Chemicals found in young blood may have dramatic rejuvenating effects, according to three new studies published last week.
Two studies were conducted at Harvard University. One of them found young blood infusions rejuvenate the brain and muscles of older mice because chemicals in young blood improve circulation and help to increase the number of neural stem cells.
The second study found that young blood restores muscle tissue in older mice, increasing exercise endurance and strength. This is due to the protein GDF11, which is more abundant in young blood than in ‘old’ blood.
Amy Wagers, who was involved in the two Harvard studies, told The Guardian that there is good reason to believe a similar approach could combat the effects of ageing in humans, but more research still needs to be conducted.
The third study came out of the University of California and revealed that young blood infusions strengthened the connections in the hippocampus, making brain cells ‘talk’ to each other more effectively and reversing the impairments seen in the older brain, such as difficulty concentrating and bad memory.

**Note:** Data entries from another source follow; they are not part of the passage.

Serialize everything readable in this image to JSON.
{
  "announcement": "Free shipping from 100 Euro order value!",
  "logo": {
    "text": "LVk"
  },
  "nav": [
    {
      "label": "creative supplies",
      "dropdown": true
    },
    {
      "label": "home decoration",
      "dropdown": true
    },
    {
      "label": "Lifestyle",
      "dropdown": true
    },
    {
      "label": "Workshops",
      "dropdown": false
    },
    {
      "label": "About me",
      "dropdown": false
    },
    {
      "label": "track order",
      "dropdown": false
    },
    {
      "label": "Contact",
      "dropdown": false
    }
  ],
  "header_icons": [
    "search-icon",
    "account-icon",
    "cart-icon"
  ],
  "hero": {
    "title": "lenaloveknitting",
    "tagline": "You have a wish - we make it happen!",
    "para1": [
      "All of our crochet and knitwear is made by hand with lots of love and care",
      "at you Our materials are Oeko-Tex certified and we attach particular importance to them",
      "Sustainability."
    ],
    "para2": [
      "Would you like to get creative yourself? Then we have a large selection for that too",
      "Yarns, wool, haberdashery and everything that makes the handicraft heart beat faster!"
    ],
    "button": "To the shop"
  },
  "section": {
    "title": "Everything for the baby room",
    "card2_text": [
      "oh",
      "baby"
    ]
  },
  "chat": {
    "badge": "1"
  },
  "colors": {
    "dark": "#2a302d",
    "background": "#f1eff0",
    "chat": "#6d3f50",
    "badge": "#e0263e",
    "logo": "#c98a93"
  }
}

Although the results are promising and the possibility of having similar outcomes in humans is very real, Saul Villeda, lead researcher of this study told The Guardian: “I wish our manuscript could come with a big caption that says 'Do not try this at home'. We need a clinical trial to see if this applies to humans, and to see if there are effects that we don't want."